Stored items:
========================================
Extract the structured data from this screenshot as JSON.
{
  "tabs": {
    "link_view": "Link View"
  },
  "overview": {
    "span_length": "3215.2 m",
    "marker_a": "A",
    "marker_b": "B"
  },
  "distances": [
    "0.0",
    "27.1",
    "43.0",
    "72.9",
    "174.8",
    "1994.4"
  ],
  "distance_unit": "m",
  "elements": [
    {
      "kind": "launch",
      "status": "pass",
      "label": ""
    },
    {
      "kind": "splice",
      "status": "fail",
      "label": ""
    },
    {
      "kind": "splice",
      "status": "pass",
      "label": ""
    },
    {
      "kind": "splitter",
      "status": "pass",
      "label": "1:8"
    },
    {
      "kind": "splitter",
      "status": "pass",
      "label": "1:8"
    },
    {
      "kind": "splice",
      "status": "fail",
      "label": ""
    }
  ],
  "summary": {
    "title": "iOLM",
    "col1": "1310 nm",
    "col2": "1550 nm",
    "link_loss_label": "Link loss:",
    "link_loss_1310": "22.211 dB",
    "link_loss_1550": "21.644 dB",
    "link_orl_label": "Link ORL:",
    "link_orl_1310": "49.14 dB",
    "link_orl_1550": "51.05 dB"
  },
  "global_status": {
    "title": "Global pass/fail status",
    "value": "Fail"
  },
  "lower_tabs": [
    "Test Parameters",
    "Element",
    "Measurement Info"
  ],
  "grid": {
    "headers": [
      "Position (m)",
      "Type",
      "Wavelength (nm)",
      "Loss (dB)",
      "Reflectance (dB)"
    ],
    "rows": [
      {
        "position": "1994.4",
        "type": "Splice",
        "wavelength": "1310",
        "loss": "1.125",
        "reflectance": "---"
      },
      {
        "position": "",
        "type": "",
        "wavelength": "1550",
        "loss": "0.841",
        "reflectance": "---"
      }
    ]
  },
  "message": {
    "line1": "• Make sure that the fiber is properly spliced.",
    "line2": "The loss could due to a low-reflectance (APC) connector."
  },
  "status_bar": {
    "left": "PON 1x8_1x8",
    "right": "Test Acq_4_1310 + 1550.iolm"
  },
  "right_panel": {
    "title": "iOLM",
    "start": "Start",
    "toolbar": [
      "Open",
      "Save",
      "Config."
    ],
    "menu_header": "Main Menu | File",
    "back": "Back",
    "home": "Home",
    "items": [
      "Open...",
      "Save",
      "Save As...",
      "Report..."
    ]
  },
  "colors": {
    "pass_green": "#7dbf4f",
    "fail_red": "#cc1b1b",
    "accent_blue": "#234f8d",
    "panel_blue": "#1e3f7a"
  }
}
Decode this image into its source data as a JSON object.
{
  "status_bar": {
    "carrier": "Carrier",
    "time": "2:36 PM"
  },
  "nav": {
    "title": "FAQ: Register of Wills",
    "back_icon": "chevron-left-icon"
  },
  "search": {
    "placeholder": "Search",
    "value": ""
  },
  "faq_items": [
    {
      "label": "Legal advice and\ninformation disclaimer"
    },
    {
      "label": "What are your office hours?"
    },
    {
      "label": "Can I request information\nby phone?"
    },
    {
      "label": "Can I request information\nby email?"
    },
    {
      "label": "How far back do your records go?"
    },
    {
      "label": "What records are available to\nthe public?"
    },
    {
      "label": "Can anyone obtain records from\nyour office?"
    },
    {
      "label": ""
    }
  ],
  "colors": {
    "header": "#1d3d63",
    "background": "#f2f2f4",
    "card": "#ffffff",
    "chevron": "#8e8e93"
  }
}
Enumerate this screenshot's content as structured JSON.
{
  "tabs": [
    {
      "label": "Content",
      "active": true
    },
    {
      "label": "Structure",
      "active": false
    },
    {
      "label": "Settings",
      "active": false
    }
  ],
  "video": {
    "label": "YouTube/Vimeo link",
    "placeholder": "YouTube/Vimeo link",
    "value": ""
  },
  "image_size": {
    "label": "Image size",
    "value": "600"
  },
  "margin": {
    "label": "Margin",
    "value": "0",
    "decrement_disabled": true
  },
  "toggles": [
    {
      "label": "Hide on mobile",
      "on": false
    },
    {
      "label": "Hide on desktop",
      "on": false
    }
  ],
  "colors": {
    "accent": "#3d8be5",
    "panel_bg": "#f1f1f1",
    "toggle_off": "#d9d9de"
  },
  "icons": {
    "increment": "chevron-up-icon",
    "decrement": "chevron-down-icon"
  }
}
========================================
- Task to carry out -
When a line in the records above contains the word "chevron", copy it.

- Response for this exercise -
    "back_icon": "chevron-left-icon"
    "chevron": "#8e8e93"
    "increment": "chevron-up-icon",
    "decrement": "chevron-down-icon"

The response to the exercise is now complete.